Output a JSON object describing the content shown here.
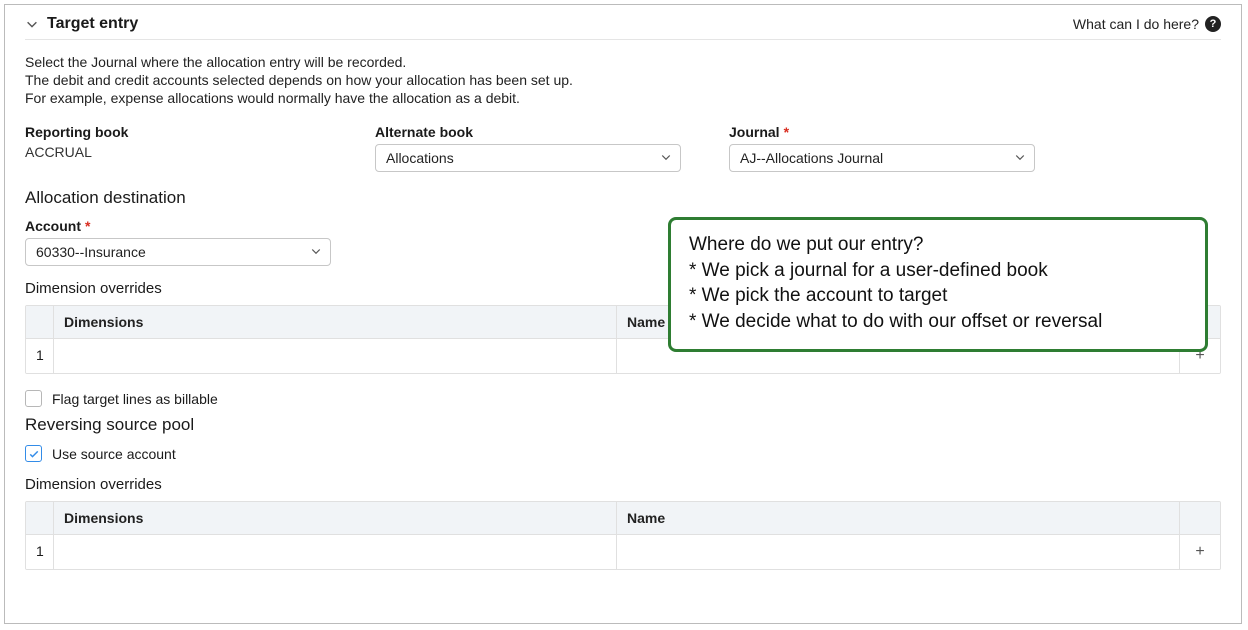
{
  "section": {
    "title": "Target entry"
  },
  "help": {
    "label": "What can I do here?"
  },
  "intro": {
    "line1": "Select the Journal where the allocation entry will be recorded.",
    "line2": "The debit and credit accounts selected depends on how your allocation has been set up.",
    "line3": "For example, expense allocations would normally have the allocation as a debit."
  },
  "fields": {
    "reporting_book": {
      "label": "Reporting book",
      "value": "ACCRUAL"
    },
    "alternate_book": {
      "label": "Alternate book",
      "value": "Allocations"
    },
    "journal": {
      "label": "Journal",
      "value": "AJ--Allocations Journal"
    }
  },
  "allocation_destination": {
    "heading": "Allocation destination",
    "account": {
      "label": "Account",
      "value": "60330--Insurance"
    },
    "dimension_overrides_heading": "Dimension overrides",
    "table": {
      "col_dimensions": "Dimensions",
      "col_name": "Name",
      "row1_num": "1"
    }
  },
  "flag_billable": {
    "label": "Flag target lines as billable",
    "checked": false
  },
  "reversing": {
    "heading": "Reversing source pool",
    "use_source": {
      "label": "Use source account",
      "checked": true
    },
    "dimension_overrides_heading": "Dimension overrides",
    "table": {
      "col_dimensions": "Dimensions",
      "col_name": "Name",
      "row1_num": "1"
    }
  },
  "callout": {
    "title": "Where do we put our entry?",
    "b1": "* We pick a journal for a user-defined book",
    "b2": "* We pick the account to target",
    "b3": "* We decide what to do with our offset or reversal"
  }
}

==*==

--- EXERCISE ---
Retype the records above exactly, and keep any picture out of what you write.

--- RESULT OF THIS EXERCISE ---
Output a JSON object describing the content shown here.
{
  "section": {
    "title": "Target entry"
  },
  "help": {
    "label": "What can I do here?"
  },
  "intro": {
    "line1": "Select the Journal where the allocation entry will be recorded.",
    "line2": "The debit and credit accounts selected depends on how your allocation has been set up.",
    "line3": "For example, expense allocations would normally have the allocation as a debit."
  },
  "fields": {
    "reporting_book": {
      "label": "Reporting book",
      "value": "ACCRUAL"
    },
    "alternate_book": {
      "label": "Alternate book",
      "value": "Allocations"
    },
    "journal": {
      "label": "Journal",
      "value": "AJ--Allocations Journal"
    }
  },
  "allocation_destination": {
    "heading": "Allocation destination",
    "account": {
      "label": "Account",
      "value": "60330--Insurance"
    },
    "dimension_overrides_heading": "Dimension overrides",
    "table": {
      "col_dimensions": "Dimensions",
      "col_name": "Name",
      "row1_num": "1"
    }
  },
  "flag_billable": {
    "label": "Flag target lines as billable",
    "checked": false
  },
  "reversing": {
    "heading": "Reversing source pool",
    "use_source": {
      "label": "Use source account",
      "checked": true
    },
    "dimension_overrides_heading": "Dimension overrides",
    "table": {
      "col_dimensions": "Dimensions",
      "col_name": "Name",
      "row1_num": "1"
    }
  },
  "callout": {
    "title": "Where do we put our entry?",
    "b1": "* We pick a journal for a user-defined book",
    "b2": "* We pick the account to target",
    "b3": "* We decide what to do with our offset or reversal"
  }
}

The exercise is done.